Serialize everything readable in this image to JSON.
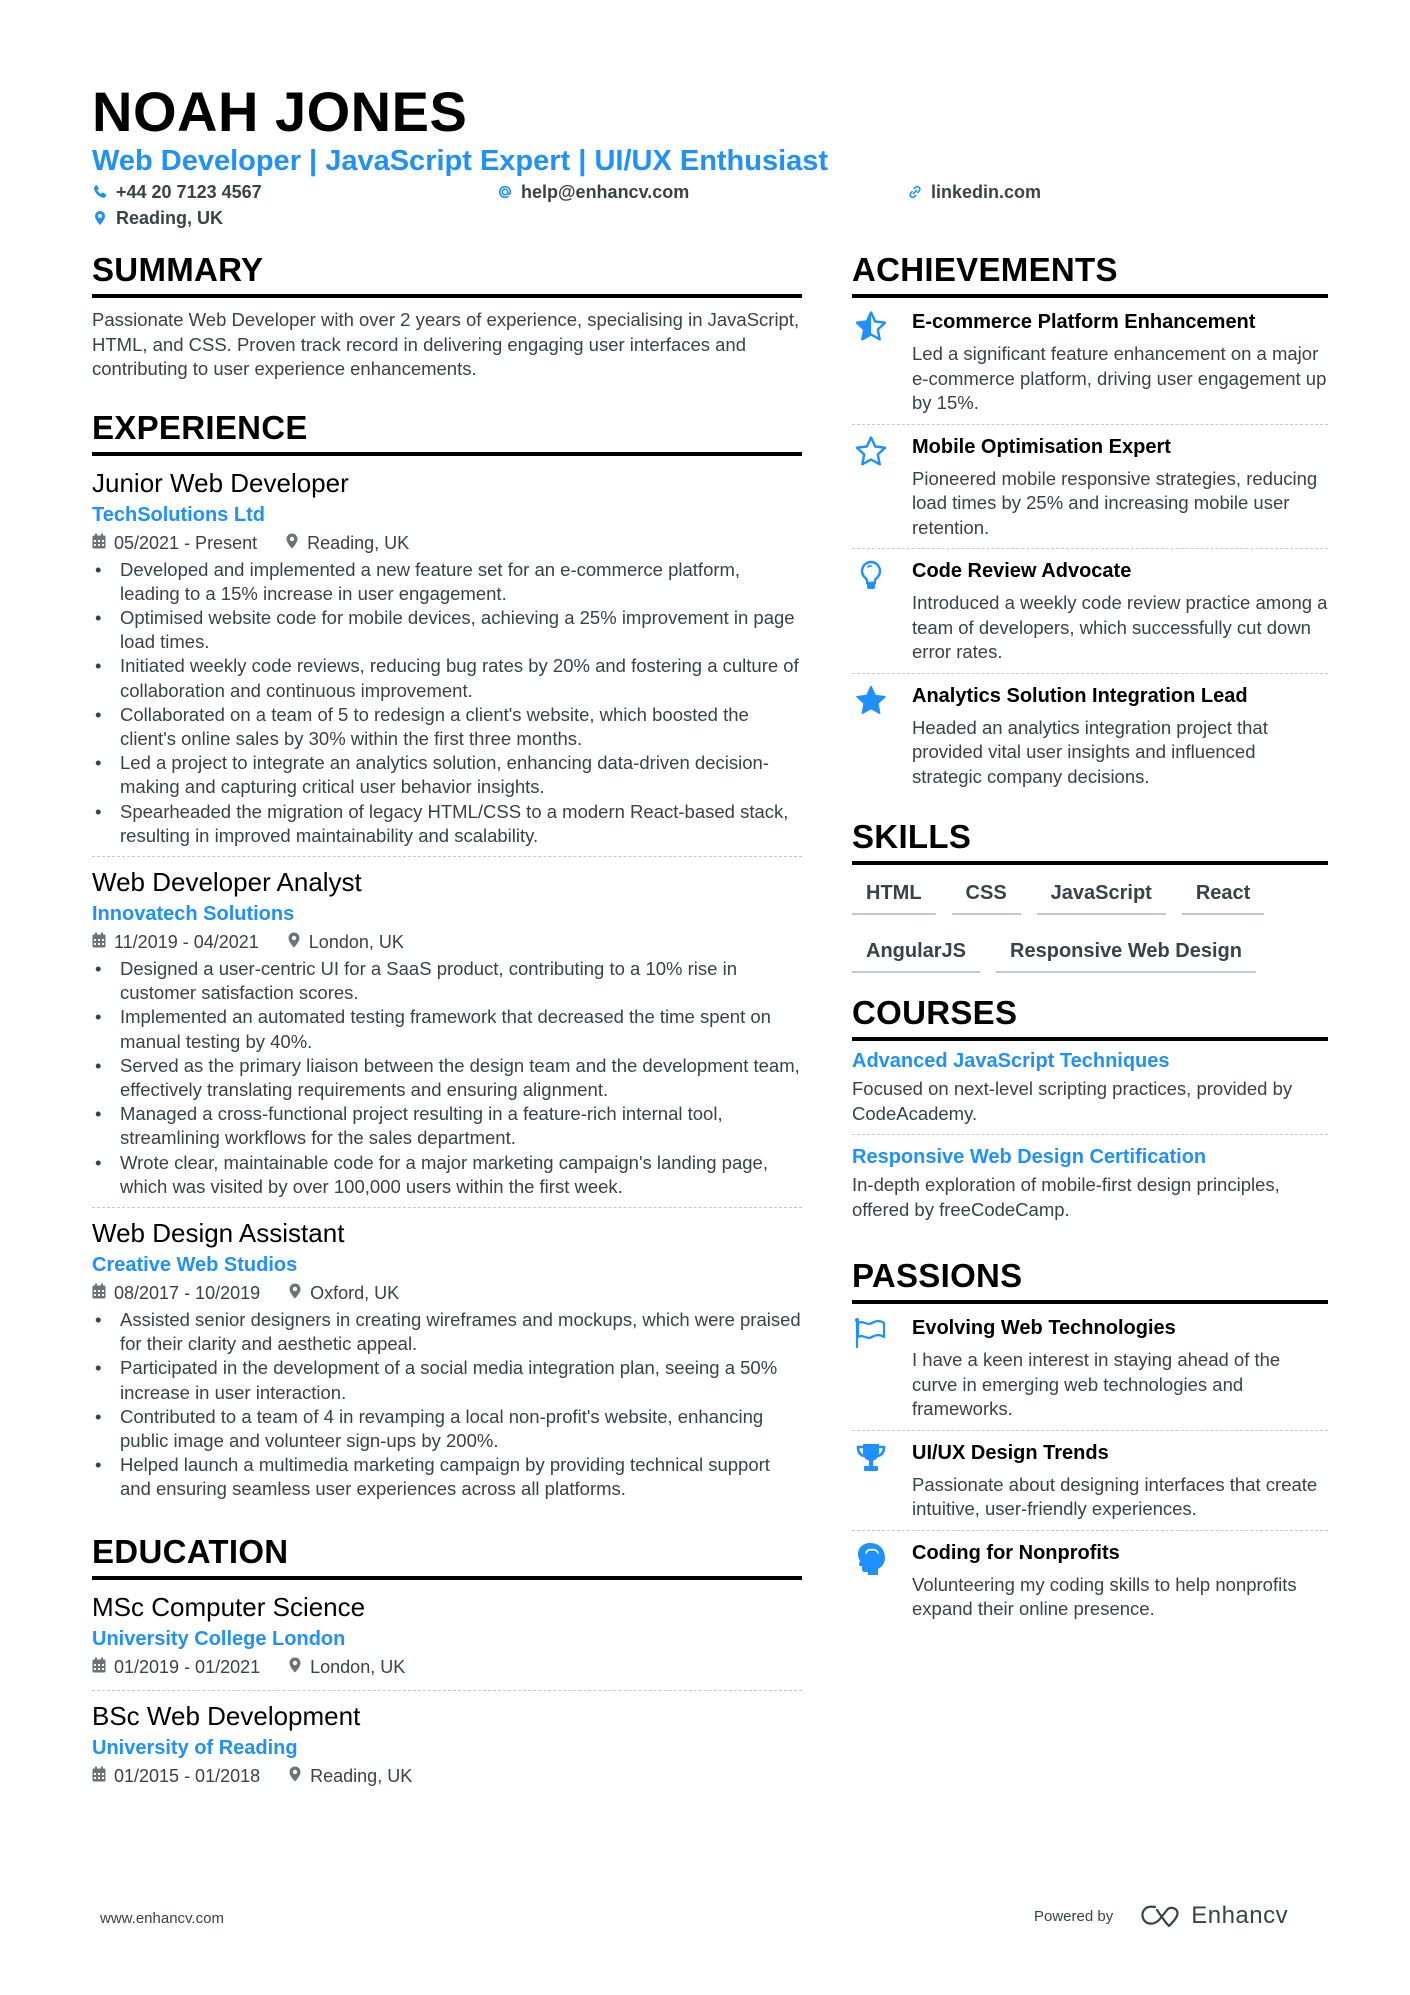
{
  "header": {
    "name": "NOAH JONES",
    "title": "Web Developer | JavaScript Expert | UI/UX Enthusiast",
    "phone": "+44 20 7123 4567",
    "email": "help@enhancv.com",
    "link": "linkedin.com",
    "location": "Reading, UK",
    "icons": {
      "phone": "phone-icon",
      "email": "at-icon",
      "link": "link-icon",
      "location": "map-pin-icon"
    }
  },
  "colors": {
    "accent": "#1e90ff",
    "text": "#384347",
    "heading": "#000000"
  },
  "summary": {
    "title": "SUMMARY",
    "text": "Passionate Web Developer with over 2 years of experience, specialising in JavaScript, HTML, and CSS. Proven track record in delivering engaging user interfaces and contributing to user experience enhancements."
  },
  "experience": {
    "title": "EXPERIENCE",
    "items": [
      {
        "role": "Junior Web Developer",
        "company": "TechSolutions Ltd",
        "dates": "05/2021 - Present",
        "location": "Reading, UK",
        "bullets": [
          "Developed and implemented a new feature set for an e-commerce platform, leading to a 15% increase in user engagement.",
          "Optimised website code for mobile devices, achieving a 25% improvement in page load times.",
          "Initiated weekly code reviews, reducing bug rates by 20% and fostering a culture of collaboration and continuous improvement.",
          "Collaborated on a team of 5 to redesign a client's website, which boosted the client's online sales by 30% within the first three months.",
          "Led a project to integrate an analytics solution, enhancing data-driven decision-making and capturing critical user behavior insights.",
          "Spearheaded the migration of legacy HTML/CSS to a modern React-based stack, resulting in improved maintainability and scalability."
        ]
      },
      {
        "role": "Web Developer Analyst",
        "company": "Innovatech Solutions",
        "dates": "11/2019 - 04/2021",
        "location": "London, UK",
        "bullets": [
          "Designed a user-centric UI for a SaaS product, contributing to a 10% rise in customer satisfaction scores.",
          "Implemented an automated testing framework that decreased the time spent on manual testing by 40%.",
          "Served as the primary liaison between the design team and the development team, effectively translating requirements and ensuring alignment.",
          "Managed a cross-functional project resulting in a feature-rich internal tool, streamlining workflows for the sales department.",
          "Wrote clear, maintainable code for a major marketing campaign's landing page, which was visited by over 100,000 users within the first week."
        ]
      },
      {
        "role": "Web Design Assistant",
        "company": "Creative Web Studios",
        "dates": "08/2017 - 10/2019",
        "location": "Oxford, UK",
        "bullets": [
          "Assisted senior designers in creating wireframes and mockups, which were praised for their clarity and aesthetic appeal.",
          "Participated in the development of a social media integration plan, seeing a 50% increase in user interaction.",
          "Contributed to a team of 4 in revamping a local non-profit's website, enhancing public image and volunteer sign-ups by 200%.",
          "Helped launch a multimedia marketing campaign by providing technical support and ensuring seamless user experiences across all platforms."
        ]
      }
    ]
  },
  "education": {
    "title": "EDUCATION",
    "items": [
      {
        "degree": "MSc Computer Science",
        "school": "University College London",
        "dates": "01/2019 - 01/2021",
        "location": "London, UK"
      },
      {
        "degree": "BSc Web Development",
        "school": "University of Reading",
        "dates": "01/2015 - 01/2018",
        "location": "Reading, UK"
      }
    ]
  },
  "achievements": {
    "title": "ACHIEVEMENTS",
    "items": [
      {
        "icon": "star-half-icon",
        "title": "E-commerce Platform Enhancement",
        "desc": "Led a significant feature enhancement on a major e-commerce platform, driving user engagement up by 15%."
      },
      {
        "icon": "star-outline-icon",
        "title": "Mobile Optimisation Expert",
        "desc": "Pioneered mobile responsive strategies, reducing load times by 25% and increasing mobile user retention."
      },
      {
        "icon": "lightbulb-icon",
        "title": "Code Review Advocate",
        "desc": "Introduced a weekly code review practice among a team of developers, which successfully cut down error rates."
      },
      {
        "icon": "star-filled-icon",
        "title": "Analytics Solution Integration Lead",
        "desc": "Headed an analytics integration project that provided vital user insights and influenced strategic company decisions."
      }
    ]
  },
  "skills": {
    "title": "SKILLS",
    "items": [
      "HTML",
      "CSS",
      "JavaScript",
      "React",
      "AngularJS",
      "Responsive Web Design"
    ]
  },
  "courses": {
    "title": "COURSES",
    "items": [
      {
        "title": "Advanced JavaScript Techniques",
        "desc": "Focused on next-level scripting practices, provided by CodeAcademy."
      },
      {
        "title": "Responsive Web Design Certification",
        "desc": "In-depth exploration of mobile-first design principles, offered by freeCodeCamp."
      }
    ]
  },
  "passions": {
    "title": "PASSIONS",
    "items": [
      {
        "icon": "flag-icon",
        "title": "Evolving Web Technologies",
        "desc": "I have a keen interest in staying ahead of the curve in emerging web technologies and frameworks."
      },
      {
        "icon": "trophy-icon",
        "title": "UI/UX Design Trends",
        "desc": "Passionate about designing interfaces that create intuitive, user-friendly experiences."
      },
      {
        "icon": "head-brain-icon",
        "title": "Coding for Nonprofits",
        "desc": "Volunteering my coding skills to help nonprofits expand their online presence."
      }
    ]
  },
  "footer": {
    "website": "www.enhancv.com",
    "powered_by": "Powered by",
    "brand": "Enhancv"
  }
}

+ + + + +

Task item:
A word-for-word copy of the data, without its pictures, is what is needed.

The answer:
Serialize everything readable in this image to JSON.
{
  "header": {
    "name": "NOAH JONES",
    "title": "Web Developer | JavaScript Expert | UI/UX Enthusiast",
    "phone": "+44 20 7123 4567",
    "email": "help@enhancv.com",
    "link": "linkedin.com",
    "location": "Reading, UK",
    "icons": {
      "phone": "phone-icon",
      "email": "at-icon",
      "link": "link-icon",
      "location": "map-pin-icon"
    }
  },
  "colors": {
    "accent": "#1e90ff",
    "text": "#384347",
    "heading": "#000000"
  },
  "summary": {
    "title": "SUMMARY",
    "text": "Passionate Web Developer with over 2 years of experience, specialising in JavaScript, HTML, and CSS. Proven track record in delivering engaging user interfaces and contributing to user experience enhancements."
  },
  "experience": {
    "title": "EXPERIENCE",
    "items": [
      {
        "role": "Junior Web Developer",
        "company": "TechSolutions Ltd",
        "dates": "05/2021 - Present",
        "location": "Reading, UK",
        "bullets": [
          "Developed and implemented a new feature set for an e-commerce platform, leading to a 15% increase in user engagement.",
          "Optimised website code for mobile devices, achieving a 25% improvement in page load times.",
          "Initiated weekly code reviews, reducing bug rates by 20% and fostering a culture of collaboration and continuous improvement.",
          "Collaborated on a team of 5 to redesign a client's website, which boosted the client's online sales by 30% within the first three months.",
          "Led a project to integrate an analytics solution, enhancing data-driven decision-making and capturing critical user behavior insights.",
          "Spearheaded the migration of legacy HTML/CSS to a modern React-based stack, resulting in improved maintainability and scalability."
        ]
      },
      {
        "role": "Web Developer Analyst",
        "company": "Innovatech Solutions",
        "dates": "11/2019 - 04/2021",
        "location": "London, UK",
        "bullets": [
          "Designed a user-centric UI for a SaaS product, contributing to a 10% rise in customer satisfaction scores.",
          "Implemented an automated testing framework that decreased the time spent on manual testing by 40%.",
          "Served as the primary liaison between the design team and the development team, effectively translating requirements and ensuring alignment.",
          "Managed a cross-functional project resulting in a feature-rich internal tool, streamlining workflows for the sales department.",
          "Wrote clear, maintainable code for a major marketing campaign's landing page, which was visited by over 100,000 users within the first week."
        ]
      },
      {
        "role": "Web Design Assistant",
        "company": "Creative Web Studios",
        "dates": "08/2017 - 10/2019",
        "location": "Oxford, UK",
        "bullets": [
          "Assisted senior designers in creating wireframes and mockups, which were praised for their clarity and aesthetic appeal.",
          "Participated in the development of a social media integration plan, seeing a 50% increase in user interaction.",
          "Contributed to a team of 4 in revamping a local non-profit's website, enhancing public image and volunteer sign-ups by 200%.",
          "Helped launch a multimedia marketing campaign by providing technical support and ensuring seamless user experiences across all platforms."
        ]
      }
    ]
  },
  "education": {
    "title": "EDUCATION",
    "items": [
      {
        "degree": "MSc Computer Science",
        "school": "University College London",
        "dates": "01/2019 - 01/2021",
        "location": "London, UK"
      },
      {
        "degree": "BSc Web Development",
        "school": "University of Reading",
        "dates": "01/2015 - 01/2018",
        "location": "Reading, UK"
      }
    ]
  },
  "achievements": {
    "title": "ACHIEVEMENTS",
    "items": [
      {
        "icon": "star-half-icon",
        "title": "E-commerce Platform Enhancement",
        "desc": "Led a significant feature enhancement on a major e-commerce platform, driving user engagement up by 15%."
      },
      {
        "icon": "star-outline-icon",
        "title": "Mobile Optimisation Expert",
        "desc": "Pioneered mobile responsive strategies, reducing load times by 25% and increasing mobile user retention."
      },
      {
        "icon": "lightbulb-icon",
        "title": "Code Review Advocate",
        "desc": "Introduced a weekly code review practice among a team of developers, which successfully cut down error rates."
      },
      {
        "icon": "star-filled-icon",
        "title": "Analytics Solution Integration Lead",
        "desc": "Headed an analytics integration project that provided vital user insights and influenced strategic company decisions."
      }
    ]
  },
  "skills": {
    "title": "SKILLS",
    "items": [
      "HTML",
      "CSS",
      "JavaScript",
      "React",
      "AngularJS",
      "Responsive Web Design"
    ]
  },
  "courses": {
    "title": "COURSES",
    "items": [
      {
        "title": "Advanced JavaScript Techniques",
        "desc": "Focused on next-level scripting practices, provided by CodeAcademy."
      },
      {
        "title": "Responsive Web Design Certification",
        "desc": "In-depth exploration of mobile-first design principles, offered by freeCodeCamp."
      }
    ]
  },
  "passions": {
    "title": "PASSIONS",
    "items": [
      {
        "icon": "flag-icon",
        "title": "Evolving Web Technologies",
        "desc": "I have a keen interest in staying ahead of the curve in emerging web technologies and frameworks."
      },
      {
        "icon": "trophy-icon",
        "title": "UI/UX Design Trends",
        "desc": "Passionate about designing interfaces that create intuitive, user-friendly experiences."
      },
      {
        "icon": "head-brain-icon",
        "title": "Coding for Nonprofits",
        "desc": "Volunteering my coding skills to help nonprofits expand their online presence."
      }
    ]
  },
  "footer": {
    "website": "www.enhancv.com",
    "powered_by": "Powered by",
    "brand": "Enhancv"
  }
}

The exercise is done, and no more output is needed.